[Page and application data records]
• • • •

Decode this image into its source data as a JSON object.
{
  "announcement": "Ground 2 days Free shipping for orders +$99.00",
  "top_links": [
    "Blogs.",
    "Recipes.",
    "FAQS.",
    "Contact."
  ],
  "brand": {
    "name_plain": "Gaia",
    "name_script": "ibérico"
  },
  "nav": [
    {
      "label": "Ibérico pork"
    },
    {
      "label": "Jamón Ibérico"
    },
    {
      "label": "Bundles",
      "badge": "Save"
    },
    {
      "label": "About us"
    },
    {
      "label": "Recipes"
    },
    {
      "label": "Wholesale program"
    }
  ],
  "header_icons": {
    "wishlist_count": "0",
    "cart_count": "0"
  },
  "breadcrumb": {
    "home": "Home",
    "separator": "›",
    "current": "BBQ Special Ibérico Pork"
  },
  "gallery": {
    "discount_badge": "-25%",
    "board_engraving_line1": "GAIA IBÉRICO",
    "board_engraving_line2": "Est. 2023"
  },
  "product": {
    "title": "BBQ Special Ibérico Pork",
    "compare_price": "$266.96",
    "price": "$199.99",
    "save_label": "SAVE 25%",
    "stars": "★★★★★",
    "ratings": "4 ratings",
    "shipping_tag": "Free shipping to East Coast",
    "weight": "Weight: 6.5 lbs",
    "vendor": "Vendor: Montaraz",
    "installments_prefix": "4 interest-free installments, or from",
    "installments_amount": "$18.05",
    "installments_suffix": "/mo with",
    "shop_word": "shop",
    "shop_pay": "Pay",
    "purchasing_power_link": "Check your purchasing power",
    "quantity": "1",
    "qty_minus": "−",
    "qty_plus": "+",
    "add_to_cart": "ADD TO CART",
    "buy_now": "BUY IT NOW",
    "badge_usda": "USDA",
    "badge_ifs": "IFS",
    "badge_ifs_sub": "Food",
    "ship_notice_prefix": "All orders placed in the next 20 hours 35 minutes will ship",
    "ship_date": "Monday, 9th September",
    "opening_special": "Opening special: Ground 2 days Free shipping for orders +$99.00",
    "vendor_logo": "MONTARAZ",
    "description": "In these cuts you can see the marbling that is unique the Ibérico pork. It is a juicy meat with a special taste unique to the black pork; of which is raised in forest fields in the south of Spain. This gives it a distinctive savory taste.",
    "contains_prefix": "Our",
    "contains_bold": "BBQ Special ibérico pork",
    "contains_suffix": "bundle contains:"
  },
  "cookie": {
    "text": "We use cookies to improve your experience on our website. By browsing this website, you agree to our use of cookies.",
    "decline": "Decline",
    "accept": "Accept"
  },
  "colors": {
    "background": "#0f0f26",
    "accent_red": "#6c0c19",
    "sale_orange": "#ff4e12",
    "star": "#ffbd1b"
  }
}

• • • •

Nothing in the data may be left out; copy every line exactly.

Decode this image into its source data as a JSON object.
{
  "announcement": "Ground 2 days Free shipping for orders +$99.00",
  "top_links": [
    "Blogs.",
    "Recipes.",
    "FAQS.",
    "Contact."
  ],
  "brand": {
    "name_plain": "Gaia",
    "name_script": "ibérico"
  },
  "nav": [
    {
      "label": "Ibérico pork"
    },
    {
      "label": "Jamón Ibérico"
    },
    {
      "label": "Bundles",
      "badge": "Save"
    },
    {
      "label": "About us"
    },
    {
      "label": "Recipes"
    },
    {
      "label": "Wholesale program"
    }
  ],
  "header_icons": {
    "wishlist_count": "0",
    "cart_count": "0"
  },
  "breadcrumb": {
    "home": "Home",
    "separator": "›",
    "current": "BBQ Special Ibérico Pork"
  },
  "gallery": {
    "discount_badge": "-25%",
    "board_engraving_line1": "GAIA IBÉRICO",
    "board_engraving_line2": "Est. 2023"
  },
  "product": {
    "title": "BBQ Special Ibérico Pork",
    "compare_price": "$266.96",
    "price": "$199.99",
    "save_label": "SAVE 25%",
    "stars": "★★★★★",
    "ratings": "4 ratings",
    "shipping_tag": "Free shipping to East Coast",
    "weight": "Weight: 6.5 lbs",
    "vendor": "Vendor: Montaraz",
    "installments_prefix": "4 interest-free installments, or from",
    "installments_amount": "$18.05",
    "installments_suffix": "/mo with",
    "shop_word": "shop",
    "shop_pay": "Pay",
    "purchasing_power_link": "Check your purchasing power",
    "quantity": "1",
    "qty_minus": "−",
    "qty_plus": "+",
    "add_to_cart": "ADD TO CART",
    "buy_now": "BUY IT NOW",
    "badge_usda": "USDA",
    "badge_ifs": "IFS",
    "badge_ifs_sub": "Food",
    "ship_notice_prefix": "All orders placed in the next 20 hours 35 minutes will ship",
    "ship_date": "Monday, 9th September",
    "opening_special": "Opening special: Ground 2 days Free shipping for orders +$99.00",
    "vendor_logo": "MONTARAZ",
    "description": "In these cuts you can see the marbling that is unique the Ibérico pork. It is a juicy meat with a special taste unique to the black pork; of which is raised in forest fields in the south of Spain. This gives it a distinctive savory taste.",
    "contains_prefix": "Our",
    "contains_bold": "BBQ Special ibérico pork",
    "contains_suffix": "bundle contains:"
  },
  "cookie": {
    "text": "We use cookies to improve your experience on our website. By browsing this website, you agree to our use of cookies.",
    "decline": "Decline",
    "accept": "Accept"
  },
  "colors": {
    "background": "#0f0f26",
    "accent_red": "#6c0c19",
    "sale_orange": "#ff4e12",
    "star": "#ffbd1b"
  }
}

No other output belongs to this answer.